A genetic variant BDNF polymorphism alters extinction learning in both mouse and human. Academic Article Article uri icon

Overview

MeSH

  • Adolescent
  • Adult
  • Alleles
  • Amygdala
  • Animals
  • Brain Mapping
  • Cues
  • Ethnic Groups
  • Female
  • Gene Knock-In Techniques
  • Genotype
  • Humans
  • Magnetic Resonance Imaging
  • Male
  • Mice
  • Prefrontal Cortex
  • Young Adult

MeSH Major

  • Brain-Derived Neurotrophic Factor
  • Conditioning, Classical
  • Extinction, Psychological
  • Fear
  • Polymorphism, Single Nucleotide

abstract

  • Mouse models are useful for studying genes involved in behavior, but whether they are relevant to human behavior is unclear.
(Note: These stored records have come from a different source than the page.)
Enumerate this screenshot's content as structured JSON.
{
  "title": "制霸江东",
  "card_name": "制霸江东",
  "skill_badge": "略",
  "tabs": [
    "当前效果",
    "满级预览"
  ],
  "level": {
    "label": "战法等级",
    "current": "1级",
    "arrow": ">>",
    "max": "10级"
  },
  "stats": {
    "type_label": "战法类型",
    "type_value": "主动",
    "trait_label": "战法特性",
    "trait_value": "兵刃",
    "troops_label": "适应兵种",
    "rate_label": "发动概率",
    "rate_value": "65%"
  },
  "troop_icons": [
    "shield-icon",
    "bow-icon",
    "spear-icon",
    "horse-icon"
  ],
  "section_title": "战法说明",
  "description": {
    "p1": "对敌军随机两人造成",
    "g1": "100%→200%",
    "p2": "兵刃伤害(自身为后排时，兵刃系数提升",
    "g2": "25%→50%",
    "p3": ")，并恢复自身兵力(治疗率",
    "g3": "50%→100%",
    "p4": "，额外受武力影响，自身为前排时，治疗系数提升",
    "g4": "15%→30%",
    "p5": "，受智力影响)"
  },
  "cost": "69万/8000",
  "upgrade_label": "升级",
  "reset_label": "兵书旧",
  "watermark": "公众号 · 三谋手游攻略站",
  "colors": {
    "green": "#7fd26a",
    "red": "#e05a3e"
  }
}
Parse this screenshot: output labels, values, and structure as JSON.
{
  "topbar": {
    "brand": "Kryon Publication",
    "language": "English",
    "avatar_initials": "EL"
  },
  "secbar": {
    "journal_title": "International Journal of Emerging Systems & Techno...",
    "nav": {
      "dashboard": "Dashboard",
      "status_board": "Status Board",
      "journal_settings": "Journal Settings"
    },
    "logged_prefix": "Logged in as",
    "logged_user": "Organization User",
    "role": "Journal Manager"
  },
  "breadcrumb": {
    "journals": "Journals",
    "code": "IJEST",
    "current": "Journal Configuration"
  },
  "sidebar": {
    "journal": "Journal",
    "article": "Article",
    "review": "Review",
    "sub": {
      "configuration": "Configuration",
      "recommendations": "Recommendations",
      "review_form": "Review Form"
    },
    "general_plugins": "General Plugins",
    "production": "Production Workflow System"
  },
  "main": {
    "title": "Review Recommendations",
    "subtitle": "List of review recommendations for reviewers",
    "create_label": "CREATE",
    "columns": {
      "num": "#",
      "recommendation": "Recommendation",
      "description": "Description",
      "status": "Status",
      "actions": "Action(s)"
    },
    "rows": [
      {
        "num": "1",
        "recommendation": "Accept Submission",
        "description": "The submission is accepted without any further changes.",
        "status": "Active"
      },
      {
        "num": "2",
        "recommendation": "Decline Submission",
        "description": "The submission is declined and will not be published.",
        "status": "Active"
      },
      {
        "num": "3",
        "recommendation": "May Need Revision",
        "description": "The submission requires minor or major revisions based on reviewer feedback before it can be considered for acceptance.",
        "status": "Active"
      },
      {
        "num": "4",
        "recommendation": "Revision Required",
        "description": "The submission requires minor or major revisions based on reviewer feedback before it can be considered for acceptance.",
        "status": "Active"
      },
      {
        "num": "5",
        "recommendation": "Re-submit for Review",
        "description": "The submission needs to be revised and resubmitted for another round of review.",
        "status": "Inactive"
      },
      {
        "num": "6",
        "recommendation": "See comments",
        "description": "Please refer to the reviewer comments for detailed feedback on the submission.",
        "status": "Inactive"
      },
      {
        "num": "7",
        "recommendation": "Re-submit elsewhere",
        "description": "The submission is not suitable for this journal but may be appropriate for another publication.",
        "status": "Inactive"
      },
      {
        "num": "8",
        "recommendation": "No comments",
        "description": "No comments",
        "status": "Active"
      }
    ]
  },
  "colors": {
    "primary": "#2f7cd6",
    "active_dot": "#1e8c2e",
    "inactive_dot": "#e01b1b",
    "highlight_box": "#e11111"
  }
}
Here, we identified parallel phenotypes in mice and humans resulting from a common single-nucleotide polymorphism in the brain-derived neurotrophic factor (BDNF) gene, which is involved in anxiety-related behavior. An inbred genetic knock-in mouse strain expressing the variant BDNF recapitulated the phenotypic effects of the human polymorphism. Both were impaired in extinguishing a conditioned fear response, which was paralleled by atypical frontoamygdala activity in humans. Thus, this variant BDNF allele may play a role in anxiety disorders showing impaired learning of cues that signal safety versus threat and in the efficacy of treatments that rely on extinction mechanisms, such as exposure therapy.

publication date

  • February 12, 2010

has subject area

  • Adolescent
  • Adult
  • Alleles
  • Amygdala
  • Animals
  • Brain Mapping
  • Brain-Derived Neurotrophic Factor
  • Conditioning, Classical
  • Cues
  • Ethnic Groups
  • Extinction, Psychological
  • Fear
  • Female
  • Gene Knock-In Techniques
  • Genotype
  • Humans
  • Magnetic Resonance Imaging
  • Male
  • Mice
  • Polymorphism, Single Nucleotide
  • Prefrontal Cortex
  • Young Adult

Research

keywords

  • Comparative Study
  • Journal Article

Identity

Language

  • eng

PubMed Central ID

  • PMC2829261

Digital Object Identifier (DOI)

  • 10.1126/science.1181886

PubMed ID

  • 20075215

Additional Document Info

start page

  • 863

end page

  • 866

volume

  • 327

number

  • 5967